CORAL SPRINGS, FL – If standing in front of strangers and debating the merits of old laws scares you, imagine doing that at age nine or 10.
A dozen fourth and fifth graders at Park Springs Elementary in Coral Springs are taking on that challenge as members of the school’s debate team. At a young age, they are learning the skills of lawyers, legislators, and judges by turning facts into strong arguments, listening critically to challengers, and speaking in the right pace and clear tone.
“They’ve learned to use all of this knowledge and put it on a beautifully structured format,” said Stefania Giraldo, a teacher at the school who coaches the debate team.
A debate craze is sweeping local schools.
Debate clubs and tournaments are no longer reserved for middle schools and high schools. They’re now in elementary schools.

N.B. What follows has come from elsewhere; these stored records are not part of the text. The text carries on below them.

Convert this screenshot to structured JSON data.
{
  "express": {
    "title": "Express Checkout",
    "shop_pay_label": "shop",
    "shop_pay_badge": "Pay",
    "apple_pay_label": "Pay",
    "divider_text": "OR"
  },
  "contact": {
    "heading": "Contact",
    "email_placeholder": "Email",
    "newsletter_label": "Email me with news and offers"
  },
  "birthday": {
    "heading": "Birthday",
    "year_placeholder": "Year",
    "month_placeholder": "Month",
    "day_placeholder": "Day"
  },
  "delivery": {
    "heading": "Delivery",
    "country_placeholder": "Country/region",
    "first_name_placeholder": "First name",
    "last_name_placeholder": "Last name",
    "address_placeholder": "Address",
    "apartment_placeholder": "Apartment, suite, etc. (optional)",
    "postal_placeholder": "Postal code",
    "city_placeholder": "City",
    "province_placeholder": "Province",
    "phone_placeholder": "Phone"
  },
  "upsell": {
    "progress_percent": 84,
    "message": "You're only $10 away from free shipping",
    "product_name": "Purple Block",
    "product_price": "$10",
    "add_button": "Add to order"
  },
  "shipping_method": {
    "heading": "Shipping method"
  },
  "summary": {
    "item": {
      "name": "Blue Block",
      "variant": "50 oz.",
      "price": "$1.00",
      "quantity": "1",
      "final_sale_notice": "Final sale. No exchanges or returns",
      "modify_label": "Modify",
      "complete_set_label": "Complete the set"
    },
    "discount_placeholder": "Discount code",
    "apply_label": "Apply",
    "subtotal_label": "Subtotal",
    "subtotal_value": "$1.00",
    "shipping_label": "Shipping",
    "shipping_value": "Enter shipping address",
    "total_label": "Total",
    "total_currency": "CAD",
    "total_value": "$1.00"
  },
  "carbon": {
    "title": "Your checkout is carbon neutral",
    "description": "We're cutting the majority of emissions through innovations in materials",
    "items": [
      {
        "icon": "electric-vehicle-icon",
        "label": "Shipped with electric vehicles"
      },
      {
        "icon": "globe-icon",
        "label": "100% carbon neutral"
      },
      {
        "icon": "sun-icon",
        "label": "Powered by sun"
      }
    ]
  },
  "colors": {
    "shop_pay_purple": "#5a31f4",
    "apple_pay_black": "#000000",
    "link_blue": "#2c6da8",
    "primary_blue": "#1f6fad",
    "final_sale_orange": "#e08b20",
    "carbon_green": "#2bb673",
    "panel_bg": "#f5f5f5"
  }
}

Close to 100 elementary schools in Broward County -- totaling nearly 5,000 students -- are participating in debate.
“Some of these (students) are as young as first grade, and we even have pre-k at two of our schools,” said Megan Loden West, civic engagement curriculum supervisor in the department of applied learning at the Broward County schools district, in an email.
She said the district has made offering a comprehensive debate program a priority at all school levels, including elementary schools.
“We are certainly the only place offering multiple competitive opportunities a year. To our knowledge, no other counties in Florida are doing the same thing,” she said.
At Park Springs Elementary, the debate club has been around for two years. The team has won six medals at competitions, including a first-place finish last week in the impromptu category at a tournament.
The group is made up of children from all backgrounds.
“Debate is all-inclusive,” said Katie Policastro, the school’s principal.
Too often, students in elementary schools tend to prefer extra-curricular activities that involve sports or dancing, and debate gives children who aren’t interested in athletics an opportunity to excel at something else, said Bart Sheib, another debate coach at the school.
“This gives them another outlet to compete on levels that are really high,” Sheib said.
Giraldo, a two-year teacher at the school who also mentors 17 other schools in debate, said children, even at such a young age, have the ability to shine at debate.
“They’re like sponges and their brains are so malleable at this point that anything you throw at them, they can conceptualize it and put it right into a speech or writing,” she said.
Many students involved in debate at Park Springs Elementary have shown improvements in writing and reading, the teachers said. National research has found that debate helps youth express themselves, organize their thoughts, and listen better.
For Policastro, that’s all good. She expects her school’s debate club to expand as debate’s popularity continues to grow.